Draw the Line Midwest reformers succeeded in putting a public spotlight on redistricting. They also won some modest changes; most states, for example, held more public hearings than they had in the past. But overall, redistricting in 2011 in the Midwest remained secret and partisan. The public and the minority party were shut out of the actual map-drawing. Politicians in power – both Republicans and Democrats – drew the districts to gain maximum political advantage, sometimes with startling results. 

In Ohio (shown below) Republicans received about 50 percent of total statewide votes in races for Congress and the State House, while they ended up winning near super-majorities in both. (Only 11 of 33 State Senate races were up for re-election in 2012) Republicans controlled both houses of the state legislature, as well as the state’s Apportionment Board, and thus could draw maps to their liking. 
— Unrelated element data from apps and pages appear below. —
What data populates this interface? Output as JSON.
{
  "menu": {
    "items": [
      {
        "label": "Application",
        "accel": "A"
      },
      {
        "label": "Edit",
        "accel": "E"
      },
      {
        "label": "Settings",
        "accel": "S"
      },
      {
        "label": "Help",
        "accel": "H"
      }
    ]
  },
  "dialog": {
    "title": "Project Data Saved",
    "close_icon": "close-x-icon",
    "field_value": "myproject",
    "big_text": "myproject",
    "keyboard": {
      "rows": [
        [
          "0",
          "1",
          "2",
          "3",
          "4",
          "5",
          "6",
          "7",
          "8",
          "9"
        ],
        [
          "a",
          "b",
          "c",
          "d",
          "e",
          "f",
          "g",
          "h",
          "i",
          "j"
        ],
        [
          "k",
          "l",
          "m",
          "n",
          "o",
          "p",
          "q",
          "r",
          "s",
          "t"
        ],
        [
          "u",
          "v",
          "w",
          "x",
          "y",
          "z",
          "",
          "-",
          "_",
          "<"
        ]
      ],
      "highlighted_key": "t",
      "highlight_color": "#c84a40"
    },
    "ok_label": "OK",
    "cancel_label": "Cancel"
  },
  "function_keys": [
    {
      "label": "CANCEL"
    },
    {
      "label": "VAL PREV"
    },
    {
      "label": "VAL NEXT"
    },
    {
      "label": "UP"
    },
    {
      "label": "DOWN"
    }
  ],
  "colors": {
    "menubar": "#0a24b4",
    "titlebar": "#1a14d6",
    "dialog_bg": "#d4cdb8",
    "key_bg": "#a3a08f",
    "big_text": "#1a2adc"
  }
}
Ohio partisan splits

Minnesota, on the other hand, saw a partisan standoff between a Democratic governor and Republican state legislature, which meant the maps ended up being drawn by a bipartisan judicial panel. The vote counts largely matched up with the number of seats won in Minnesota (below).

Minnesota partisan splits

See the other partisan split charts from IllinoisIndianaMichigan, and Wisconsin.

Partisan redistricting reduces electoral competition and entrenches incumbents, contributing to hyper-partisanship and gridlock. In Illinois, 104 out of 105 congressional incumbents were re-elected between 1998 and 2008. In Indiana, incumbents won 42 consecutive victories from 1996 through 2004. Over a 20-year-period in Michigan, congressional incumbents won 97 percent of their re-election contests. In Ohio, only one incumbent lost a general election between 1997 and 2008 in 97 out of 98 contests. In Minnesota from 1994 to 2010, 68 of 73 congressional incumbents won re-election.

Drawing lessons from the most recent round of redistricting in the region, the Midwest Democracy Network report urges five reforms to improve the functioning of our democracy through a more transparent and less partisan remapping process.

  1. Eliminate the inherent conflict of legislators choosing their voters by taking the process out of partisan hands. Redistricting should be carried out by carefully crafted independent commissions, building on the experience of several other states that have moved to that model.
  2. Open up the process so that it’s far more transparent, with public involvement and access to all relevant data.
  3. Set clear criteria for which considerations matter most in drawing districts, such as preserving communities of interest and respecting minority voting rights.
  4. Solicit meaningful, informed public input through a significant number of public hearings before and after maps are proposed.
  5. End prison-based gerrymandering, in which the population of certain districts is inflated by counting prisoners as residents of those districts rather than using their home addresses.
As a complement to redistricting reform, alternatives to winner-take-all elections also merit consideration.

Download the full report: Redistricting and Representation in the Midwest

Download the Executive Summary

Download the two sections of the report, or individual chapters:

Section A: Redistricting: A Rigged Game on Too Narrow a Field

  1. Overview
  2. The Most Fun Anyone Could Have In Politics and Not Go To Prison
  3. Midwest Redistricting 2011-2012: Still Secret, Still Highly Partisan
  4. Fixing the Rigged Game
  5. Beyond Redistricting: Broadening the Field
  6. Start Working Now for Change in 2021 and Beyond

Section B: State By State: How the Game Was Played in 2011

We would like to acknowledge and thank the Joyce Foundation, without whom this project would not have been possible. In particular we would like to dedicate the project to the memory of Larry Hansen, the foundation’s long time Money in Politics Program Officer and Vice-President.